Date of Award


Document Type

Campus Access Dissertation



First Advisor

Barry Markovsky


The problem of collective action occurs when individual and collective interests are at odds. Actors in social dilemmas are typically confronted with two choices: to cooperate with group interests, often at some expense of self-interest, or to free-ride off others' cooperation. A dilemma thus ensues in that the individually rational strategy of free-riding leads to failure in the group's efforts to achieve the desired ends of its members. In this dissertation, I focus on actors' perceptions of free-riding. Specifically, I use Markovsky's (1985) multilevel justice theory to compare the effects of emphasizing actual contributions to the group effort versus contributions relative to ability to contribute. I argue that focusing on absolute contributions makes actors more sympathetic toward group members with the least to contribute to the group. Focusing on relative contributions, however, shifts actors' sympathies toward those with the most to contribute to the group.

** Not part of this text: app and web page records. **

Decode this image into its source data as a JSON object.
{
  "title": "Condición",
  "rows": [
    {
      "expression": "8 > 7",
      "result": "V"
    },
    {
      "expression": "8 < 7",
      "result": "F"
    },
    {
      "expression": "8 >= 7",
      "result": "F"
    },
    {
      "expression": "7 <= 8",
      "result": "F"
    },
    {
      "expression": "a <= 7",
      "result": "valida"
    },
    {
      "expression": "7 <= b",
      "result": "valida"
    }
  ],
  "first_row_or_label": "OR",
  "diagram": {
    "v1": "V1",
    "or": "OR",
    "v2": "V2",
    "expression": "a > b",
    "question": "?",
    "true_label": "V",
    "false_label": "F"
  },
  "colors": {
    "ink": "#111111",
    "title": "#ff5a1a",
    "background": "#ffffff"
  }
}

I conducted two experiments to test for these effects. In Experiment 1, I focused on how cooperation is enforced through costly punishment. Experiment 2 incorporates a retaliation mechanism into Experiment 1, thus testing for reactions to being punished unfairly. The findings of both experiments were generally consistent with the argument.